You may also like: Our Campervan Water System
Covered above, but thought it’s worth mentioning again!
To help in finding the right campervan electrician, and also having the best system possible, it’s worth creating a motorhome wiring diagram that accurately lays out where you plan to put everything.
This helps you in knowing exactly what to buy, as well as how much wire you will need to run for each component.
When your electrician is there installing the electrics, it is worth helping out for the entire job.
Not only will it save a bit of time, but more importantly it means you get to see exactly how everything comes together.
We asked tonnes of questions during our install and the guy was super helpful.
In the end, I now have a pretty solid idea of how everything works and can fault fix simple things when on the road.
Before getting started actually running wires, I recommend buying absolutely everything that you plan on fitting.
It is much easier to move things around before wiring than it is afterwards!
One of my favourite things about our install is that the main control panel for everything is right next to the bed.
This means that we can control anything we want from in bed.
Forgot to turn a light off? Simply reach over.
Want to work in bed? Plug your laptop in right there!
Waking up to a cold morning?

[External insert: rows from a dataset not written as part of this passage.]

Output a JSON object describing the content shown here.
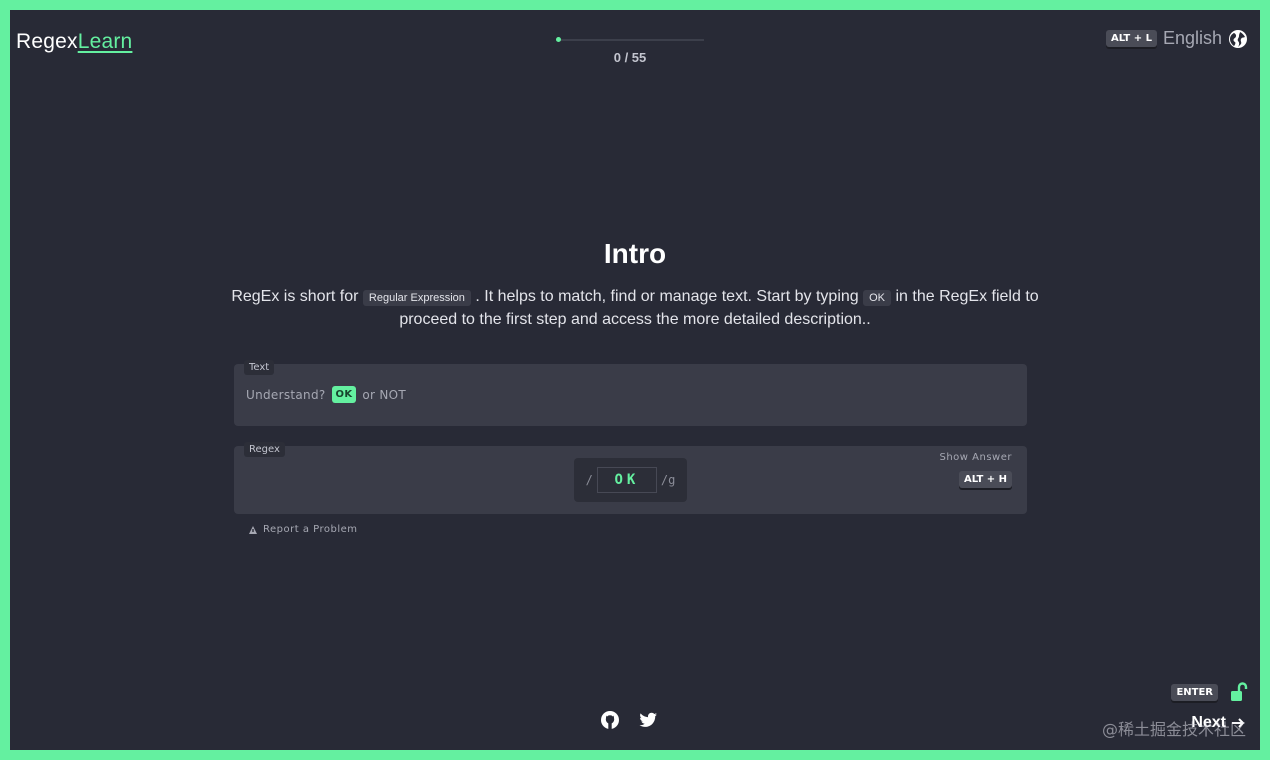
{
  "header": {
    "brand_main": "Regex",
    "brand_accent": "Learn",
    "progress_text": "0 / 55",
    "progress_value": 0,
    "progress_total": 55,
    "lang_shortcut": "ALT + L",
    "language": "English"
  },
  "lesson": {
    "title": "Intro",
    "desc_part1": "RegEx is short for ",
    "desc_code1": "Regular Expression",
    "desc_part2": " . It helps to match, find or manage text. Start by typing ",
    "desc_code2": "OK",
    "desc_part3": " in the RegEx field to proceed to the first step and access the more detailed description.."
  },
  "text_panel": {
    "label": "Text",
    "before": "Understand?",
    "match": "OK",
    "after": "or NOT"
  },
  "regex_panel": {
    "label": "Regex",
    "open_slash": "/",
    "value": "OK",
    "flags": "/g",
    "show_answer_label": "Show Answer",
    "show_answer_shortcut": "ALT + H"
  },
  "report": {
    "label": "Report a Problem"
  },
  "footer": {
    "enter_shortcut": "ENTER",
    "next_label": "Next",
    "watermark": "@稀土掘金技术社区"
  },
  "colors": {
    "accent": "#64f0a0",
    "background": "#282a36",
    "panel": "#3a3c48"
  },
  "icons": [
    "globe-icon",
    "bug-icon",
    "github-icon",
    "twitter-icon",
    "unlock-icon",
    "arrow-right-icon"
  ]
}
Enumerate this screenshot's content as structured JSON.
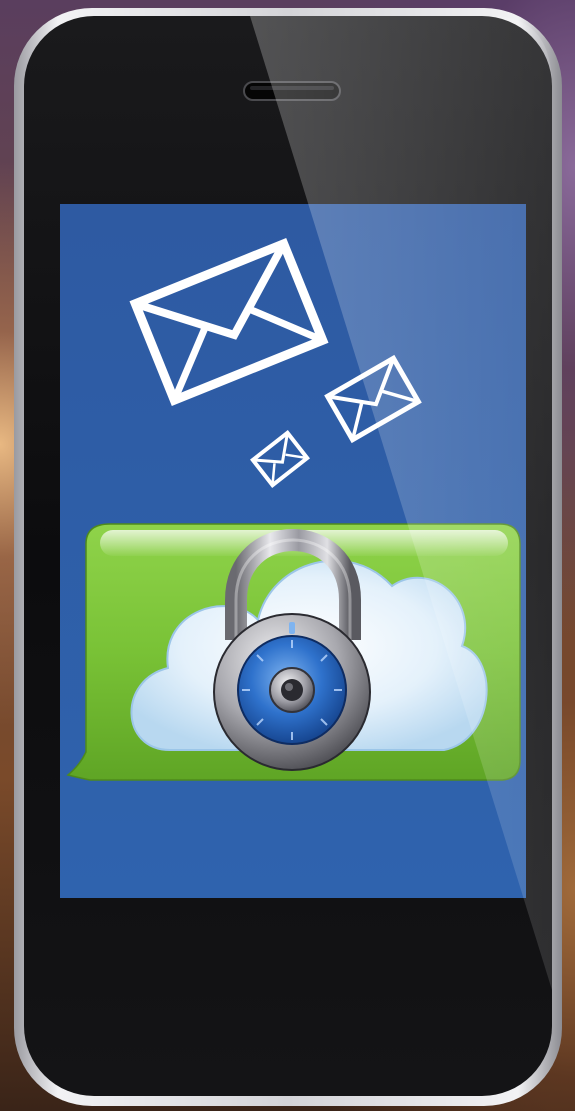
{
  "scene": {
    "colors": {
      "phone_frame": "#0e0e10",
      "phone_bezel": "#c9c9cc",
      "screen_blue": "#2f5ea8",
      "bubble_green": "#7cc43a",
      "cloud_light": "#e6f2fb",
      "lock_dial_blue": "#2e72c9"
    },
    "icons": {
      "large_envelope": "envelope-icon",
      "medium_envelope": "envelope-icon",
      "small_envelope": "envelope-icon",
      "cloud": "cloud-icon",
      "padlock": "padlock-icon",
      "speaker": "speaker-slot-icon"
    }
  }
}
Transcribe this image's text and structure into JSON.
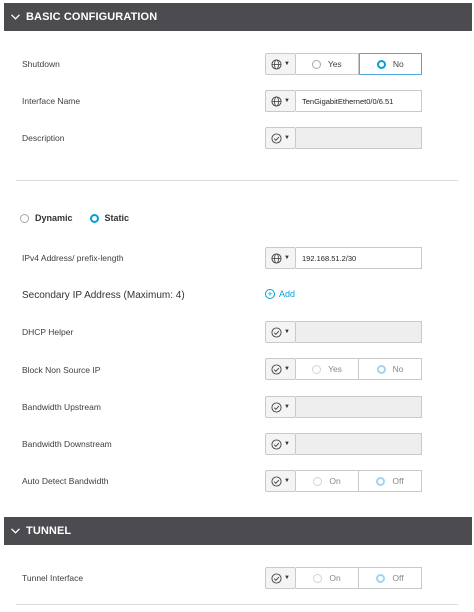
{
  "basic": {
    "header": "BASIC CONFIGURATION",
    "shutdown": {
      "label": "Shutdown",
      "options": [
        "Yes",
        "No"
      ],
      "selected": "No"
    },
    "interface_name": {
      "label": "Interface Name",
      "value": "TenGigabitEthernet0/0/6.51"
    },
    "description": {
      "label": "Description",
      "value": ""
    },
    "address_mode": {
      "options": [
        "Dynamic",
        "Static"
      ],
      "selected": "Static"
    },
    "ipv4": {
      "label": "IPv4 Address/ prefix-length",
      "value": "192.168.51.2/30"
    },
    "secondary": {
      "label": "Secondary IP Address (Maximum: 4)",
      "add_label": "Add"
    },
    "dhcp_helper": {
      "label": "DHCP Helper",
      "value": ""
    },
    "block_non_source": {
      "label": "Block Non Source IP",
      "options": [
        "Yes",
        "No"
      ],
      "selected": "No"
    },
    "bandwidth_upstream": {
      "label": "Bandwidth Upstream",
      "value": ""
    },
    "bandwidth_downstream": {
      "label": "Bandwidth Downstream",
      "value": ""
    },
    "auto_detect": {
      "label": "Auto Detect Bandwidth",
      "options": [
        "On",
        "Off"
      ],
      "selected": "Off"
    }
  },
  "tunnel": {
    "header": "TUNNEL",
    "tunnel_interface": {
      "label": "Tunnel Interface",
      "options": [
        "On",
        "Off"
      ],
      "selected": "Off"
    }
  },
  "icons": {
    "collapse": "chevron-down-icon",
    "global_scope": "globe-icon",
    "default_scope": "check-circle-icon",
    "add": "plus-circle-icon"
  },
  "colors": {
    "header_bg": "#4b4b50",
    "accent": "#049fd9",
    "disabled_field": "#eeeeee"
  }
}
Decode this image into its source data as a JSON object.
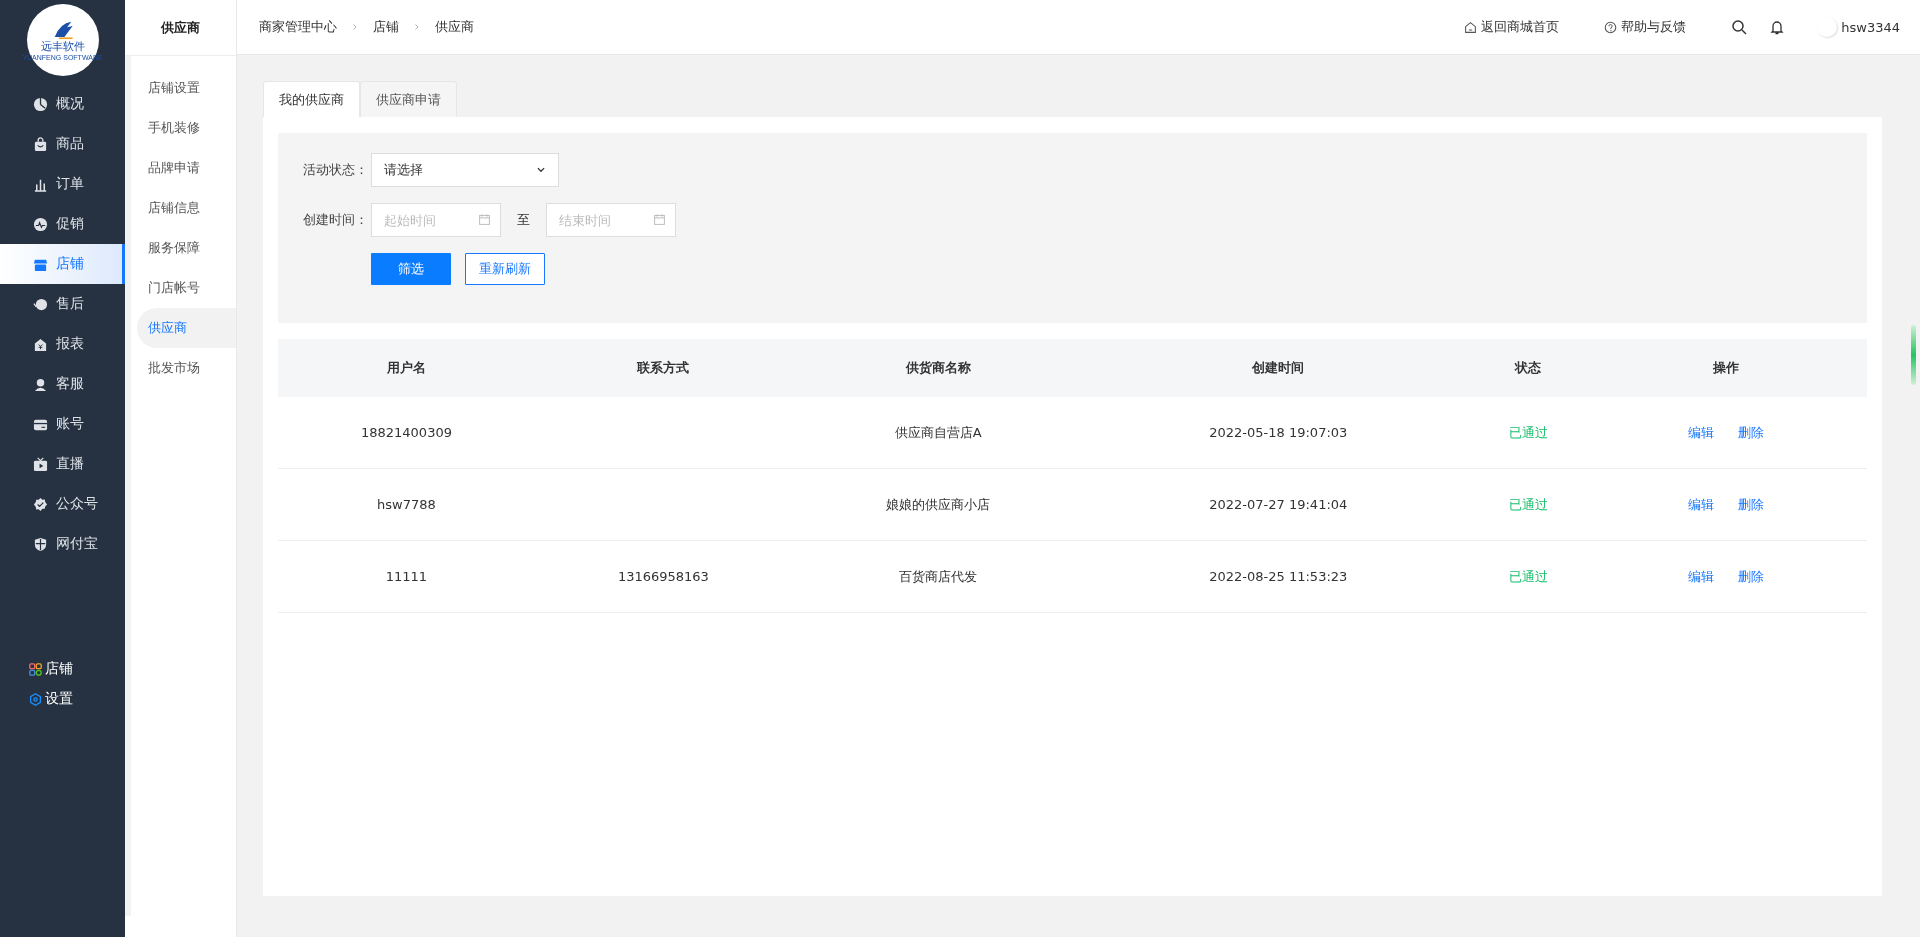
{
  "logo": {
    "text": "远丰软件",
    "subtext": "YUANFENG SOFTWARE"
  },
  "sidebar": {
    "items": [
      {
        "label": "概况",
        "selected": false
      },
      {
        "label": "商品",
        "selected": false
      },
      {
        "label": "订单",
        "selected": false
      },
      {
        "label": "促销",
        "selected": false
      },
      {
        "label": "店铺",
        "selected": true
      },
      {
        "label": "售后",
        "selected": false
      },
      {
        "label": "报表",
        "selected": false
      },
      {
        "label": "客服",
        "selected": false
      },
      {
        "label": "账号",
        "selected": false
      },
      {
        "label": "直播",
        "selected": false
      },
      {
        "label": "公众号",
        "selected": false
      },
      {
        "label": "网付宝",
        "selected": false
      }
    ],
    "bottom_items": [
      {
        "label": "店铺"
      },
      {
        "label": "设置"
      }
    ]
  },
  "subnav": {
    "title": "供应商",
    "items": [
      {
        "label": "店铺设置",
        "selected": false
      },
      {
        "label": "手机装修",
        "selected": false
      },
      {
        "label": "品牌申请",
        "selected": false
      },
      {
        "label": "店铺信息",
        "selected": false
      },
      {
        "label": "服务保障",
        "selected": false
      },
      {
        "label": "门店帐号",
        "selected": false
      },
      {
        "label": "供应商",
        "selected": true
      },
      {
        "label": "批发市场",
        "selected": false
      }
    ]
  },
  "breadcrumb": [
    "商家管理中心",
    "店铺",
    "供应商"
  ],
  "header": {
    "home_link": "返回商城首页",
    "help_link": "帮助与反馈",
    "username": "hsw3344"
  },
  "tabs": [
    {
      "label": "我的供应商",
      "selected": true
    },
    {
      "label": "供应商申请",
      "selected": false
    }
  ],
  "filters": {
    "status_label": "活动状态：",
    "status_value": "请选择",
    "time_label": "创建时间：",
    "start_placeholder": "起始时间",
    "to": "至",
    "end_placeholder": "结束时间",
    "filter_button": "筛选",
    "reset_button": "重新刷新"
  },
  "table": {
    "columns": [
      "用户名",
      "联系方式",
      "供货商名称",
      "创建时间",
      "状态",
      "操作"
    ],
    "rows": [
      {
        "username": "18821400309",
        "contact": "",
        "name": "供应商自营店A",
        "created": "2022-05-18 19:07:03",
        "status": "已通过",
        "actions": [
          "编辑",
          "删除"
        ]
      },
      {
        "username": "hsw7788",
        "contact": "",
        "name": "娘娘的供应商小店",
        "created": "2022-07-27 19:41:04",
        "status": "已通过",
        "actions": [
          "编辑",
          "删除"
        ]
      },
      {
        "username": "11111",
        "contact": "13166958163",
        "name": "百货商店代发",
        "created": "2022-08-25 11:53:23",
        "status": "已通过",
        "actions": [
          "编辑",
          "删除"
        ]
      }
    ]
  }
}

Just lean over and switch the heating on!
The great thing about converting a van into a campervan is that there is always room for minor upgrades and improvements over time.
Trust me, you will feel the same way after your build is done!
Here’s a few things we have since learned about and are keen to install in our van in the not-so distant future.
Here is an exhaustive list of everything we used in our campervan electrical system (plus links to where you can buy them … you’re welcome!).
You may require a few other fittings, clips or thicknesses of wire; it all depends on the appliances you choose to install, as well as how far they are from the batteries/fuse board.
The best person to advise you on this is a professional auto-electrician.
If there’s anything you think we may be missing, just drop a comment below.
I hope this guide has been of use, it definitely would have helped me when starting out.
Of course, everything won’t make sense immediately.
Just know that it will eventually!
Once you start buying things and speaking to an auto electrician who understands 12v campervan electrics, you will have a much better idea of what is needed and they can help guide you in case you forget anything.
One last disclosure ...
DO NOT take my words here as professional advice, far from it!
It is simply my take on our setup and you should not attempt to install without the help of an auto electrician.
If you have any other questions about the electrical setup in our campervan, then just drop a comment below and let me know!
Our other campervan guides: